• _Assignment_: The entries are to be duplicated exactly, with nothing left out.

• _Record set_:

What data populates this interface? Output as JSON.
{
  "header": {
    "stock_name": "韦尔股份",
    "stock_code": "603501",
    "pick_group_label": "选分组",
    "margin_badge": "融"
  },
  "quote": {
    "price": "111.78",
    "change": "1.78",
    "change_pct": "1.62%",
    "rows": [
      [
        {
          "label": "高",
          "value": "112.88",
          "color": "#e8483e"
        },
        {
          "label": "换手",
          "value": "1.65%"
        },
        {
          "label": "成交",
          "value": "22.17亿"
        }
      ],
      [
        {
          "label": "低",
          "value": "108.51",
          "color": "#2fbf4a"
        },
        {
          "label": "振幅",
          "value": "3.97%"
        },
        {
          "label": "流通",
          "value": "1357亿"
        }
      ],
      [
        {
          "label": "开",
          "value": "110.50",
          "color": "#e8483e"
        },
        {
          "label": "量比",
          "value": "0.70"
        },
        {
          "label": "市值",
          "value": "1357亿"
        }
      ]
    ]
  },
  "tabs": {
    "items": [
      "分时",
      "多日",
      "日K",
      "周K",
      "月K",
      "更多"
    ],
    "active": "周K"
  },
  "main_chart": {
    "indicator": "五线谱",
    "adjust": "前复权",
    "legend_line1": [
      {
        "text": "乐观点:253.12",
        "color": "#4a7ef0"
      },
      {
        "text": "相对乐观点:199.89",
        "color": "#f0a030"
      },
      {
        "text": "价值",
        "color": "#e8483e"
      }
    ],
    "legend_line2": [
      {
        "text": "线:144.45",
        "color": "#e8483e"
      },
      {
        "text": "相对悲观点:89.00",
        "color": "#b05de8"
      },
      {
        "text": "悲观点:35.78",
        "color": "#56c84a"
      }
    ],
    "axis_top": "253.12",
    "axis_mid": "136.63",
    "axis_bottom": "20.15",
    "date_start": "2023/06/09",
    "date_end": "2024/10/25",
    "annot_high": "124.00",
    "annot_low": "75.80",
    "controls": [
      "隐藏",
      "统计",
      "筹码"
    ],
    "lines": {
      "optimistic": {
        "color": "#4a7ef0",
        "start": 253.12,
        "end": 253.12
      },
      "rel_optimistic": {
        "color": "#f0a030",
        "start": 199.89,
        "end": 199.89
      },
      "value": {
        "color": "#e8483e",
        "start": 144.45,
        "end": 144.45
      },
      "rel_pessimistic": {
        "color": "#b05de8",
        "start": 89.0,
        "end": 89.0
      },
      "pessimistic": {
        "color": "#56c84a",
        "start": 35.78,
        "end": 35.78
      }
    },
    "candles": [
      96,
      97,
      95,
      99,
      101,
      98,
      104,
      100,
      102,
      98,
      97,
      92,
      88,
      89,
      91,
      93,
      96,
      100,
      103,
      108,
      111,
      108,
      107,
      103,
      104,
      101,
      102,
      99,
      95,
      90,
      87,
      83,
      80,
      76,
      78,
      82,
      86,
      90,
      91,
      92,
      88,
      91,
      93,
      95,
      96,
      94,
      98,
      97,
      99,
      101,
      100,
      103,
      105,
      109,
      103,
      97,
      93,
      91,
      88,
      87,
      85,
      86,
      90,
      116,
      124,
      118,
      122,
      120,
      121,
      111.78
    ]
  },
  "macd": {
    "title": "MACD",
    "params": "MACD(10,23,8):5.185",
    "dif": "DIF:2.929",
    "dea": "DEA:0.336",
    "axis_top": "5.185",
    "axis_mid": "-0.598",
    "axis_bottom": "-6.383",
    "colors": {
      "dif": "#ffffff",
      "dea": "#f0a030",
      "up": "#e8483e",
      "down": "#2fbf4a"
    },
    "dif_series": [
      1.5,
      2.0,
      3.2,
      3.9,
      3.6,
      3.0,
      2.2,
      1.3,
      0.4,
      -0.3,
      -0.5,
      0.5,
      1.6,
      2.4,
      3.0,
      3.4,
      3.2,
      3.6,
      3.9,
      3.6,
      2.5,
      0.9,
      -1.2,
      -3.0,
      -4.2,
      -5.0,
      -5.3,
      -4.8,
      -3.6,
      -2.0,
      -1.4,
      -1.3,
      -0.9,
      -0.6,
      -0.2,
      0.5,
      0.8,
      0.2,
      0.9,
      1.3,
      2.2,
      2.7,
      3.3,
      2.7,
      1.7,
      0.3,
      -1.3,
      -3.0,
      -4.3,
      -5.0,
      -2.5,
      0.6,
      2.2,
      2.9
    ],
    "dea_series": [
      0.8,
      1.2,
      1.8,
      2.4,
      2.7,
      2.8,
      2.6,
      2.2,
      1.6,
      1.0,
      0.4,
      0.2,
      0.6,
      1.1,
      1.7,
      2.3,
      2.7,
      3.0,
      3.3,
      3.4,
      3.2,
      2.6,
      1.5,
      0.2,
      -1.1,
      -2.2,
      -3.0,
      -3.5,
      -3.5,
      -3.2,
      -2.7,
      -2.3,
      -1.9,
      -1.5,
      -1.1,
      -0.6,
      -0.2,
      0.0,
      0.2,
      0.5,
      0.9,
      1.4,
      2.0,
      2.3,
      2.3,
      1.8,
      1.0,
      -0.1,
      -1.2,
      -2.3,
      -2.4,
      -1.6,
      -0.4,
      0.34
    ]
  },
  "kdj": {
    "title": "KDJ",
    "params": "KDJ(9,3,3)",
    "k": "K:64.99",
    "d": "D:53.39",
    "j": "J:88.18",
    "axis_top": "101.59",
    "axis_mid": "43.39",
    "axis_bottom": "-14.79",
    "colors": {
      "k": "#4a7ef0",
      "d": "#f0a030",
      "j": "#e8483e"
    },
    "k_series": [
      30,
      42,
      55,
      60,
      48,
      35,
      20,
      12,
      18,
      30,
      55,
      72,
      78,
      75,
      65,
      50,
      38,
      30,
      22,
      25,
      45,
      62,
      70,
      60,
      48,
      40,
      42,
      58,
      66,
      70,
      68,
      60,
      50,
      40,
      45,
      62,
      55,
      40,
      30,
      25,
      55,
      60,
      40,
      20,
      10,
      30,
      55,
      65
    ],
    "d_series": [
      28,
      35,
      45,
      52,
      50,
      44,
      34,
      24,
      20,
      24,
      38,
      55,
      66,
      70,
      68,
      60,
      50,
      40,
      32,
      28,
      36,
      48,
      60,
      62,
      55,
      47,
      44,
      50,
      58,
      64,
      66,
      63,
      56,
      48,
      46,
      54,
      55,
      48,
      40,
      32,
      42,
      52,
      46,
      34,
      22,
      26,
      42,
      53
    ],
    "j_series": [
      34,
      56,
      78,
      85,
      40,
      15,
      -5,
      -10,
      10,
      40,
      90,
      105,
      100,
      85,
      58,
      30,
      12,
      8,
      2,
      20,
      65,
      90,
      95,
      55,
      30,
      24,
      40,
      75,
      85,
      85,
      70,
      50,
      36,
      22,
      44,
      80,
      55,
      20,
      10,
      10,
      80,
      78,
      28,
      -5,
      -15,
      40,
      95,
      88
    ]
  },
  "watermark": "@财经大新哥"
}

• _Solution for this task_:
What data populates this interface? Output as JSON.
{
  "header": {
    "stock_name": "韦尔股份",
    "stock_code": "603501",
    "pick_group_label": "选分组",
    "margin_badge": "融"
  },
  "quote": {
    "price": "111.78",
    "change": "1.78",
    "change_pct": "1.62%",
    "rows": [
      [
        {
          "label": "高",
          "value": "112.88",
          "color": "#e8483e"
        },
        {
          "label": "换手",
          "value": "1.65%"
        },
        {
          "label": "成交",
          "value": "22.17亿"
        }
      ],
      [
        {
          "label": "低",
          "value": "108.51",
          "color": "#2fbf4a"
        },
        {
          "label": "振幅",
          "value": "3.97%"
        },
        {
          "label": "流通",
          "value": "1357亿"
        }
      ],
      [
        {
          "label": "开",
          "value": "110.50",
          "color": "#e8483e"
        },
        {
          "label": "量比",
          "value": "0.70"
        },
        {
          "label": "市值",
          "value": "1357亿"
        }
      ]
    ]
  },
  "tabs": {
    "items": [
      "分时",
      "多日",
      "日K",
      "周K",
      "月K",
      "更多"
    ],
    "active": "周K"
  },
  "main_chart": {
    "indicator": "五线谱",
    "adjust": "前复权",
    "legend_line1": [
      {
        "text": "乐观点:253.12",
        "color": "#4a7ef0"
      },
      {
        "text": "相对乐观点:199.89",
        "color": "#f0a030"
      },
      {
        "text": "价值",
        "color": "#e8483e"
      }
    ],
    "legend_line2": [
      {
        "text": "线:144.45",
        "color": "#e8483e"
      },
      {
        "text": "相对悲观点:89.00",
        "color": "#b05de8"
      },
      {
        "text": "悲观点:35.78",
        "color": "#56c84a"
      }
    ],
    "axis_top": "253.12",
    "axis_mid": "136.63",
    "axis_bottom": "20.15",
    "date_start": "2023/06/09",
    "date_end": "2024/10/25",
    "annot_high": "124.00",
    "annot_low": "75.80",
    "controls": [
      "隐藏",
      "统计",
      "筹码"
    ],
    "lines": {
      "optimistic": {
        "color": "#4a7ef0",
        "start": 253.12,
        "end": 253.12
      },
      "rel_optimistic": {
        "color": "#f0a030",
        "start": 199.89,
        "end": 199.89
      },
      "value": {
        "color": "#e8483e",
        "start": 144.45,
        "end": 144.45
      },
      "rel_pessimistic": {
        "color": "#b05de8",
        "start": 89.0,
        "end": 89.0
      },
      "pessimistic": {
        "color": "#56c84a",
        "start": 35.78,
        "end": 35.78
      }
    },
    "candles": [
      96,
      97,
      95,
      99,
      101,
      98,
      104,
      100,
      102,
      98,
      97,
      92,
      88,
      89,
      91,
      93,
      96,
      100,
      103,
      108,
      111,
      108,
      107,
      103,
      104,
      101,
      102,
      99,
      95,
      90,
      87,
      83,
      80,
      76,
      78,
      82,
      86,
      90,
      91,
      92,
      88,
      91,
      93,
      95,
      96,
      94,
      98,
      97,
      99,
      101,
      100,
      103,
      105,
      109,
      103,
      97,
      93,
      91,
      88,
      87,
      85,
      86,
      90,
      116,
      124,
      118,
      122,
      120,
      121,
      111.78
    ]
  },
  "macd": {
    "title": "MACD",
    "params": "MACD(10,23,8):5.185",
    "dif": "DIF:2.929",
    "dea": "DEA:0.336",
    "axis_top": "5.185",
    "axis_mid": "-0.598",
    "axis_bottom": "-6.383",
    "colors": {
      "dif": "#ffffff",
      "dea": "#f0a030",
      "up": "#e8483e",
      "down": "#2fbf4a"
    },
    "dif_series": [
      1.5,
      2.0,
      3.2,
      3.9,
      3.6,
      3.0,
      2.2,
      1.3,
      0.4,
      -0.3,
      -0.5,
      0.5,
      1.6,
      2.4,
      3.0,
      3.4,
      3.2,
      3.6,
      3.9,
      3.6,
      2.5,
      0.9,
      -1.2,
      -3.0,
      -4.2,
      -5.0,
      -5.3,
      -4.8,
      -3.6,
      -2.0,
      -1.4,
      -1.3,
      -0.9,
      -0.6,
      -0.2,
      0.5,
      0.8,
      0.2,
      0.9,
      1.3,
      2.2,
      2.7,
      3.3,
      2.7,
      1.7,
      0.3,
      -1.3,
      -3.0,
      -4.3,
      -5.0,
      -2.5,
      0.6,
      2.2,
      2.9
    ],
    "dea_series": [
      0.8,
      1.2,
      1.8,
      2.4,
      2.7,
      2.8,
      2.6,
      2.2,
      1.6,
      1.0,
      0.4,
      0.2,
      0.6,
      1.1,
      1.7,
      2.3,
      2.7,
      3.0,
      3.3,
      3.4,
      3.2,
      2.6,
      1.5,
      0.2,
      -1.1,
      -2.2,
      -3.0,
      -3.5,
      -3.5,
      -3.2,
      -2.7,
      -2.3,
      -1.9,
      -1.5,
      -1.1,
      -0.6,
      -0.2,
      0.0,
      0.2,
      0.5,
      0.9,
      1.4,
      2.0,
      2.3,
      2.3,
      1.8,
      1.0,
      -0.1,
      -1.2,
      -2.3,
      -2.4,
      -1.6,
      -0.4,
      0.34
    ]
  },
  "kdj": {
    "title": "KDJ",
    "params": "KDJ(9,3,3)",
    "k": "K:64.99",
    "d": "D:53.39",
    "j": "J:88.18",
    "axis_top": "101.59",
    "axis_mid": "43.39",
    "axis_bottom": "-14.79",
    "colors": {
      "k": "#4a7ef0",
      "d": "#f0a030",
      "j": "#e8483e"
    },
    "k_series": [
      30,
      42,
      55,
      60,
      48,
      35,
      20,
      12,
      18,
      30,
      55,
      72,
      78,
      75,
      65,
      50,
      38,
      30,
      22,
      25,
      45,
      62,
      70,
      60,
      48,
      40,
      42,
      58,
      66,
      70,
      68,
      60,
      50,
      40,
      45,
      62,
      55,
      40,
      30,
      25,
      55,
      60,
      40,
      20,
      10,
      30,
      55,
      65
    ],
    "d_series": [
      28,
      35,
      45,
      52,
      50,
      44,
      34,
      24,
      20,
      24,
      38,
      55,
      66,
      70,
      68,
      60,
      50,
      40,
      32,
      28,
      36,
      48,
      60,
      62,
      55,
      47,
      44,
      50,
      58,
      64,
      66,
      63,
      56,
      48,
      46,
      54,
      55,
      48,
      40,
      32,
      42,
      52,
      46,
      34,
      22,
      26,
      42,
      53
    ],
    "j_series": [
      34,
      56,
      78,
      85,
      40,
      15,
      -5,
      -10,
      10,
      40,
      90,
      105,
      100,
      85,
      58,
      30,
      12,
      8,
      2,
      20,
      65,
      90,
      95,
      55,
      30,
      24,
      40,
      75,
      85,
      85,
      70,
      50,
      36,
      22,
      44,
      80,
      55,
      20,
      10,
      10,
      80,
      78,
      28,
      -5,
      -15,
      40,
      95,
      88
    ]
  },
  "watermark": "@财经大新哥"
}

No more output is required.